How to properly cut a cigar

To accomplish an even cut, the best cutter to use is a double blade guillotine cutter as this produces the cleanest edge. The ideal cut should be about 1/16th to 1/8th of an inch (about 2 millimeters), taking off about 2/3 of the cap (the tip closest to the band), at the curved end of the cap just before it begins to straighten.

Don’t cut the whole cap off and whatever you do, never cut into the body of the cigar. This will cause the wrapper to unravel, ruining the experience for you. On the other hand, if you cut too low, the opening might be quite small, and you will find your cigar difficult to smoke.

best way to light a cigar

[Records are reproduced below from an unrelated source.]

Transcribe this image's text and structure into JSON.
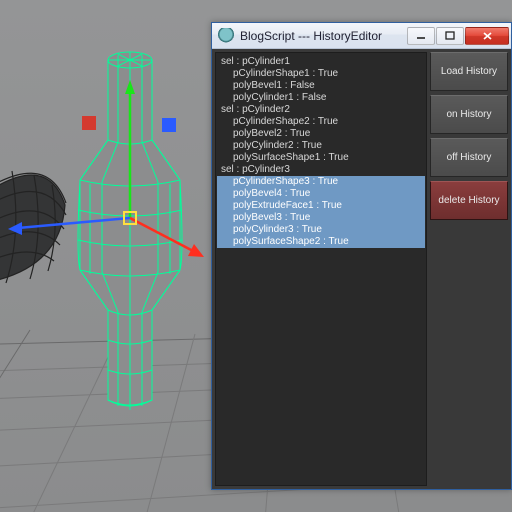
{
  "window": {
    "title": "BlogScript --- HistoryEditor"
  },
  "buttons": {
    "load": "Load History",
    "on": "on  History",
    "off": "off History",
    "delete": "delete History"
  },
  "history": [
    {
      "text": "sel : pCylinder1",
      "indent": false,
      "selected": false
    },
    {
      "text": "pCylinderShape1 : True",
      "indent": true,
      "selected": false
    },
    {
      "text": "polyBevel1 : False",
      "indent": true,
      "selected": false
    },
    {
      "text": "polyCylinder1 : False",
      "indent": true,
      "selected": false
    },
    {
      "text": "sel : pCylinder2",
      "indent": false,
      "selected": false
    },
    {
      "text": "pCylinderShape2 : True",
      "indent": true,
      "selected": false
    },
    {
      "text": "polyBevel2 : True",
      "indent": true,
      "selected": false
    },
    {
      "text": "polyCylinder2 : True",
      "indent": true,
      "selected": false
    },
    {
      "text": "polySurfaceShape1 : True",
      "indent": true,
      "selected": false
    },
    {
      "text": "sel : pCylinder3",
      "indent": false,
      "selected": false
    },
    {
      "text": "pCylinderShape3 : True",
      "indent": true,
      "selected": true
    },
    {
      "text": "polyBevel4 : True",
      "indent": true,
      "selected": true
    },
    {
      "text": "polyExtrudeFace1 : True",
      "indent": true,
      "selected": true
    },
    {
      "text": "polyBevel3 : True",
      "indent": true,
      "selected": true
    },
    {
      "text": "polyCylinder3 : True",
      "indent": true,
      "selected": true
    },
    {
      "text": "polySurfaceShape2 : True",
      "indent": true,
      "selected": true
    }
  ],
  "colors": {
    "selected_bg": "#6f99c4",
    "mesh_selected": "#00ff9a",
    "delete_btn": "#6e2e2e"
  }
}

Use a butane lighter or torch or a slow-burning wood match to light your cigar. If you use a match, wait for a moment or two before moving the cigar close to the flame to burn off the match stick’s initial chemicals like sulfur or phosphorous. You don’t want those or other chemicals to coat your cigar. Never use paper matches, gas lighters, or scented candles in lighting your cigar. A butane torch lighter is recommended if you smoke outside on a blustery day.

Achieving an even burn in lighting your cigar is the third skill you will acquire as you learn how to smoke a cigar. Some friends of mine prefer to light their cigar with cedarwood. It’s actually pretty easy to get some, since most cigar houses actually use cedar boxes in their packaging. So, next time you buy a box of cigars, break off a small piece of cedar wood from between the cigar layers, and use that in your next cigar session.

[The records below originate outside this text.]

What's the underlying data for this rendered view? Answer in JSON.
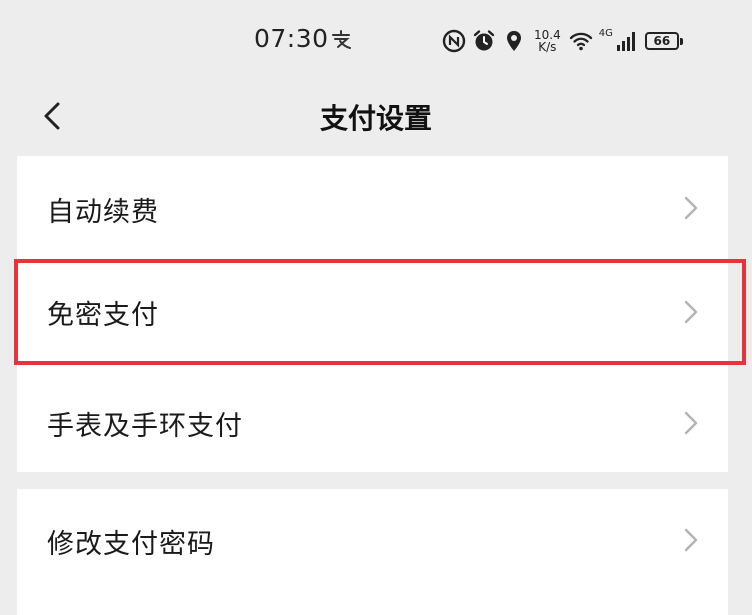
{
  "status_bar": {
    "time": "07:30",
    "app_icon": "alipay-notification-icon",
    "icons": [
      "nfc-icon",
      "alarm-icon",
      "location-icon"
    ],
    "net_speed_value": "10.4",
    "net_speed_unit": "K/s",
    "wifi_icon": "wifi-icon",
    "network_type": "4G",
    "signal_icon": "signal-icon",
    "battery_level": "66"
  },
  "header": {
    "back_icon": "chevron-left-icon",
    "title": "支付设置"
  },
  "settings": {
    "group1": [
      {
        "label": "自动续费"
      },
      {
        "label": "免密支付"
      },
      {
        "label": "手表及手环支付"
      }
    ],
    "group2": [
      {
        "label": "修改支付密码"
      }
    ]
  },
  "highlight": {
    "target": "免密支付",
    "color": "#e8333a"
  },
  "colors": {
    "background": "#ededed",
    "card": "#ffffff",
    "chevron": "#b3b3b3"
  }
}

Experienced cigar aficionados recommend that you “toast” or “warm-up” your cigar first before actually lighting it. This is done by exposing the foot of the cigar close to the flame (about 2cm.) without actually touching it. Rotate slowly. This ensures that the exposed tobacco is ready once you light your cigar.

(Watch it in this How To Smoke A Cigar video).


After the cigar has been warmed sufficiently, it’s now time to light up. Put the cigar in your mouth at a 30 degrees to 45 degrees angle. Apply the flame just close enough to touch the foot of your cigar. Draw lightly on the cigar and rotate gently. Drawing too fast will oxidize the tobacco and give you a bitter taste. Although this will pass, but it’s an unnecessary hassle that can be avoided.

Continue drawing on your cigar and rotating it until you achieve an even burn, and the draw is easier and smoother. You’re almost done with the preliminaries in learning how to smoke a cigar. Put out the flame and inspect the burning foot of your cigar. I sometimes blow very softly on the glowing end to make sure that it’s burning evenly. Now that you have a lighted cigar, go ahead and smoke it. Indulge.